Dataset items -
=== Section Start ===

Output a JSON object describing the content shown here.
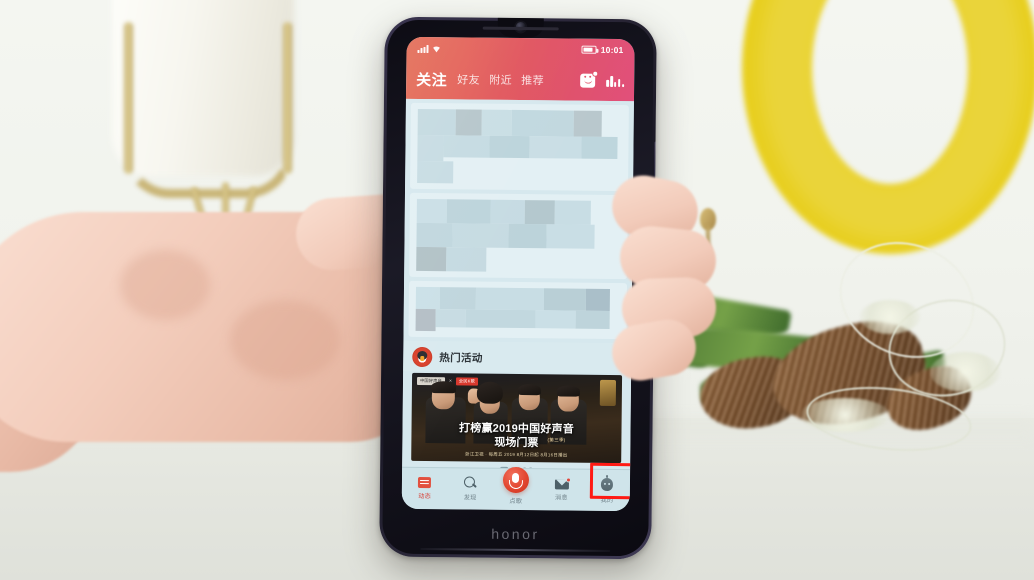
{
  "scene": {
    "description": "Hand holding an honor smartphone showing a Chinese karaoke social app; decorative yellow ring, pine cones and pine branches on a light table",
    "phone_brand": "honor"
  },
  "status_bar": {
    "time": "10:01",
    "signal_icon": "signal-bars-icon",
    "wifi_icon": "wifi-icon",
    "battery_icon": "battery-icon"
  },
  "header": {
    "tabs": [
      {
        "label": "关注",
        "active": true
      },
      {
        "label": "好友",
        "active": false
      },
      {
        "label": "附近",
        "active": false
      },
      {
        "label": "推荐",
        "active": false
      }
    ],
    "actions": [
      {
        "name": "sticker-camera-icon",
        "badge": true
      },
      {
        "name": "ranking-chart-icon",
        "badge": false
      }
    ],
    "gradient_from": "#e2674f",
    "gradient_to": "#e1507b"
  },
  "feed": {
    "censored_note": "内容已打码",
    "hot_section": {
      "avatar_icon": "penguin-avatar-icon",
      "title": "热门活动"
    },
    "banner": {
      "title_line1": "打榜赢2019中国好声音",
      "title_line2": "现场门票",
      "title_suffix": "(第三季)",
      "footer": "浙江卫视 · 每周五 2019 8月12日起 8月16日播出",
      "brand_left": "中国好声音",
      "brand_x": "×",
      "brand_right": "全民K歌"
    },
    "carousel": {
      "total": 5,
      "current": 1
    }
  },
  "bottom_nav": [
    {
      "label": "动态",
      "icon": "feed-icon",
      "active": true,
      "badge": false
    },
    {
      "label": "发现",
      "icon": "search-icon",
      "active": false,
      "badge": false
    },
    {
      "label": "点歌",
      "icon": "microphone-icon",
      "active": false,
      "badge": false
    },
    {
      "label": "消息",
      "icon": "envelope-icon",
      "active": false,
      "badge": true
    },
    {
      "label": "我的",
      "icon": "profile-robot-icon",
      "active": false,
      "badge": false
    }
  ],
  "annotation": {
    "type": "red-highlight-box",
    "target_label": "我的",
    "color": "#ff1a14"
  }
}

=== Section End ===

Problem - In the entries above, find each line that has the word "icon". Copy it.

Written answer -
    "signal_icon": "signal-bars-icon",
    "wifi_icon": "wifi-icon",
    "battery_icon": "battery-icon"
        "name": "sticker-camera-icon",
        "name": "ranking-chart-icon",
      "avatar_icon": "penguin-avatar-icon",
      "icon": "feed-icon",
      "icon": "search-icon",
      "icon": "microphone-icon",
      "icon": "envelope-icon",
      "icon": "profile-robot-icon",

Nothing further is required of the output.